Monday, October 08, 2007

Definitely Not Oprah's Book Club - 4th ed., ch. 2 - The Mess They Made

Military historian Gwynne Dyer is adept at the art of understatement. If anything this style makes his analysis and arguments more compelling. In his latest book, The Mess They Made, he asks what should the West do about the Middle East and comes up with the answer, nothing:

The Middle East as we have known it for the past ninety years is coming to an end, because the Americans Will soon be leaving. President Bush is so determined to resist that conclusion that the legions will not finally depart until he has left office, but it is coming as surely as the sun sets in the west. And although Bush will leave defeated and disgraced, he has set events and emotions in train that will transform the region - if not quite in the way he intended.

...The destruction of the Iraqi state and the subsequent defeat of U.S. military power there have finally destabilized the Middle East, a notional region that came into being after the collapse of the Ottoman empire in 1918. ...It was initially controlled by the British and French empires, who drew most of the borders, but a surge of revolutions in the 1940s and 1950s brought independence to the Arab countries. By then, however, both oil and Israel had made the region of great interest to the United States, which took over as the dominant power from the 1960s onwards. And under that American dispensation, there have been no further changes of regime for forty years, apart from the revolution in Iran in 1978 and the U.S. invasion of Iraq in 2003; the undemocratic regimes that were in power in 1967 are all still in power, within the borders that the European empires drew in 1918.

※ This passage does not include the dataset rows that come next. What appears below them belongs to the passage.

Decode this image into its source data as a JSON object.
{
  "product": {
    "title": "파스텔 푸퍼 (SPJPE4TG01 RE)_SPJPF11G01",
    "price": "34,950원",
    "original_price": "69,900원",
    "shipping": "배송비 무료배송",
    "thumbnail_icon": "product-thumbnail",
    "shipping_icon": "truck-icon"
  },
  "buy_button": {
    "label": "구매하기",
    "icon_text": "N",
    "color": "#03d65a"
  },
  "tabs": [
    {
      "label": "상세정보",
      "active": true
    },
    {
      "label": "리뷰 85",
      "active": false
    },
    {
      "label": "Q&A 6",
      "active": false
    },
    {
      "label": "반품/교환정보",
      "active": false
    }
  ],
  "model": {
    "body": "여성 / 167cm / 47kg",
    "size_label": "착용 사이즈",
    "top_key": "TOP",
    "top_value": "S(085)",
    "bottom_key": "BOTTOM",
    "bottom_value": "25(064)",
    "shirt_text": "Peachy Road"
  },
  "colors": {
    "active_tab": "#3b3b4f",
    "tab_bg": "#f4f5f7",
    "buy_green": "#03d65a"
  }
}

It is that Middle East that is now coming to an end. It is ending because defeat and humiliation in Iraq mean that soon there will no longer be the will in the United States to go on with the task of maintaining the status quo, and because the forces unleashed by the destruction of Iraq are going to overwhelm the status quo. Everything is now up for grabs: regimes, ethnic pecking orders within states, even the 1918 borders themselves might change. Five years from now there could be an Islamic Republic of Arabia, an independent Kurdistan, almost anything you care to imagine.

So what should the rest of the world do about this? Nothing. Just stand back and let it happen. Outsiders to the region have no solutions left to peddle any more (nor any credibility even if they did have solutions) and they no longer have the power or the will to impose their ideas. For the first time in a century, the region is a going to choose its future for itself - and it may, of course, make a dreadful mess of it. Even then outsiders should not intervene, because foreign intervention generally makes things worse - but also because its none of their business.

For several generations the West has insisted that the Middle East is its business, because that is where half the world's oil comes from. Radical change cannot be allowed there because it might interrupt the flow of oil, and so the region has remained politically and socially frozen for generations. But today every major oil-producing country in the Middle East depends on the cash flow from oil exports to feed its growing population, so they are all compelled to sell pretty much every barrel they can pump - and to sell it into a single global market that sets the price for buyer and seller alike.

...the oil will go on flowing no matter who's in charge, so it's all the same to the customers. If the new regime is better than the old, good, if not, too bad. But it's their business, not ours.

1 comment:

ottlib said...

I have read the book and I enjoyed it. I agree he does make a compelling argument.

However, I see one major flaw in his argument that oil producing governments will continue to export oil regardless of who is in charge.

What he does not address is what happens to that oil production during any transition from an old regime to a new one?

We have seen from other parts of the world that shutting down oil production can be used as a weapon by political entities that want to overthrow the existing regime. As well, we have seen that such disruptions can go on for extended periods of time.

In such places as Nigeria that is bad enough but in the oil rich region of the Middle East it would be devestating to the world economy.

Of course, that still does not address what the rest of the world can do about it and I am not certain that his conclusions are incorrect on that score. But I believe he is being much too sanguine about the effects of his "vision" may have on Mid-East oil production